in accordance with our cookies policy.

By continuing to use our website we will assume that you are happy to receive non-privacy intrusive cookies.
Please be aware that if you disable cookies some functionality on the site will not work.

Alternatively, read our cookie policy to find out more about our cookie use and how to disable cookies.

Accept and continue

More time on Road Traffic Act

At a glance

  • The MOJ has extended the deadline for businesses to be compliant with new PI claims rules
  • The new legislation is expected to have a significant impact on businesses and claimants
  • Zurich is extending its MOJ helpline to support brokers during the transition period

A recent update from the Ministry of Justice (MOJ) has afforded the insurance industry extra time to prepare for the changes set out in the Road Traffic Act (RTA)

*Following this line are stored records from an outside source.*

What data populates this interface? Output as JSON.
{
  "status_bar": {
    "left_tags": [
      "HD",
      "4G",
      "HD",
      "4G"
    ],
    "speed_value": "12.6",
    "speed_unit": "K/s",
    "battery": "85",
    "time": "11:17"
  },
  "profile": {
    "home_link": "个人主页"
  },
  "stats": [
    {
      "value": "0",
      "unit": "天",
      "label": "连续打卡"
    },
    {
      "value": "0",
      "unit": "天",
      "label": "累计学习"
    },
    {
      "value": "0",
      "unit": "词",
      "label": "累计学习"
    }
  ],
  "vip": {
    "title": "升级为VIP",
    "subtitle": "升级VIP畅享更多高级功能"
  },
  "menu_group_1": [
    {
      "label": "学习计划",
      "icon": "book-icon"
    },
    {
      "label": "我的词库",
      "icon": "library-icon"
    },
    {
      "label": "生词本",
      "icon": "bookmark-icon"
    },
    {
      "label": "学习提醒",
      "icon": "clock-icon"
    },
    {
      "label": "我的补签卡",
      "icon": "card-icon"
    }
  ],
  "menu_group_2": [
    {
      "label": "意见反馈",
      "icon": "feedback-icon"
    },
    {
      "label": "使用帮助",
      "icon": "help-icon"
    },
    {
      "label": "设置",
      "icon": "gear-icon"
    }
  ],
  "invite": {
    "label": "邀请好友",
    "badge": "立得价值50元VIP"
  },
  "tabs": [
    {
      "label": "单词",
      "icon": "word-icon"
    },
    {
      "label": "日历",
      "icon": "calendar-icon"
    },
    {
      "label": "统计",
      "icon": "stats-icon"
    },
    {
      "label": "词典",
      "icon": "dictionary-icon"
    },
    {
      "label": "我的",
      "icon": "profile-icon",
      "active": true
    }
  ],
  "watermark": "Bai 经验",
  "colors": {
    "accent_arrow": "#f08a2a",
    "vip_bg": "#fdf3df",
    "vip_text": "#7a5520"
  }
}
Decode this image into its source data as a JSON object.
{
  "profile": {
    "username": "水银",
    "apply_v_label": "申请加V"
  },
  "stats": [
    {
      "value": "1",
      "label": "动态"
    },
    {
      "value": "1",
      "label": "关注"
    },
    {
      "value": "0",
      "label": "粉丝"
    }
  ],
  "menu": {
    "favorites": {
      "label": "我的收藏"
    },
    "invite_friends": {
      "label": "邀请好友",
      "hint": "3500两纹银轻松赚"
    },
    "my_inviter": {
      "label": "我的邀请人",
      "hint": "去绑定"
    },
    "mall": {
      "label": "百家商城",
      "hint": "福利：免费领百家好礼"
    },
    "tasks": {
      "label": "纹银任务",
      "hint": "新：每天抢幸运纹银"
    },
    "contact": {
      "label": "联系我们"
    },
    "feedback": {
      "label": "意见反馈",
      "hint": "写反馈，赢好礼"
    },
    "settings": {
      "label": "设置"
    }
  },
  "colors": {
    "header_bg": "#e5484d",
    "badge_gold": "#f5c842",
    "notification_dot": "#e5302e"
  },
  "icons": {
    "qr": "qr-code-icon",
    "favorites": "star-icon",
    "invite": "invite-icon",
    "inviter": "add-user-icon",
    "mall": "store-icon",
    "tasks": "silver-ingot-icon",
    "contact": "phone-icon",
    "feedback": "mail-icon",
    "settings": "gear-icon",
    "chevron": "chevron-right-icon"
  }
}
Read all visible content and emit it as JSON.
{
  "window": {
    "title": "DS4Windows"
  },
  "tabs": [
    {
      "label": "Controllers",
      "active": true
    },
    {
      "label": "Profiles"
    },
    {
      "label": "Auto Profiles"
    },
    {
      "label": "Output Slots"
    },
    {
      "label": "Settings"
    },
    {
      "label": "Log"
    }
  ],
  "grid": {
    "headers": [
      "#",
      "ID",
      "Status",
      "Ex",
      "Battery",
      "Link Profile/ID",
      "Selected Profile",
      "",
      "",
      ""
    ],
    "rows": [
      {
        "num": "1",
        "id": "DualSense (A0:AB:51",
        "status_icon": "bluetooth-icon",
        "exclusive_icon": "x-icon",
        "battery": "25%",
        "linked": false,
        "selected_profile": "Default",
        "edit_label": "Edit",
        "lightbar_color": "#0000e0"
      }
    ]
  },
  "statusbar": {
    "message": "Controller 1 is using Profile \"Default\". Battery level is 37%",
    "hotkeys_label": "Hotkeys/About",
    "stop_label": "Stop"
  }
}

Brokers will have more time to prepare and implement any internal changes required by the RTA, after the Ministry of Justice extended the dates by which the insurance industry must be compliant with the new rules.

The legislative changes will see the fees charged by solicitors and claims management companies cut by 50% for personal injury and accident claims.

This will hopefully produce overall claims savings, which insurers will then be able to factor into the future pricing of premiums.

John Latter, Casualty Claims Director at Zurich

The new rules were initially set to come into force from the end of April. This deadline still stands for Fixed Recoverable Costs of up to £10,000, but the extension of these rules to include RTA injury claims up to £25,000, and the inclusion of EL and PL claims, will be pushed back to the end of July 2013.

What the changes mean for brokers

John Latter, Casualty Claims Director at Zurich, said that brokers have “an important role to play, by informing policyholders about how the changes could affect their risk profile, and ensuring a swift flow of information between claimants and insurers.”

“The main pressure is on the insurer,” he said, “but timely provision of accident information means that the policyholder should benefit from a lower level of Fixed Recoverable Costs. This will hopefully produce overall claims savings, which insurers will then be able to factor into the future pricing of premiums.”

Impact on public and businesses

The legislation is expected to reduce the number of ‘ambulance-chasing solicitors’ and the pressure that this has put on the insurance industry.

However, there are concerns that the extremity of the government’s plans will have a negative impact on claimants. People who have suffered an injury will no longer receive the same levels of compensation, or might not claim at all, as some solicitors stop offering their services on a ‘no win, no fee’ basis, and raise their rates to recoup their losses.


The impact on businesses that carry out this work is expected to be significant. Richard Hirst, of Laker Legal Solicitors, said: “Most businesses of course simply cannot afford to have their fee income cut at a stroke by such a dramatic percentage and yet still continue to trade profitably or at all.”

Zurich will be extending its MOJ helpline until the end of August, offering brokers information and support during the transition period. You can send any questions about the changes to mojhelpline@uk.zurich.com or get in touch with your usual Zurich contact.

The MOJ reforms will cause significant changes to the way that claims are handled. Zurich has been preparing for these reforms for over a year – share its expertise with a free webinar, to find out what the changes will mean for you. To participate, register for the webinar here.

Image © Getty

Leave a comment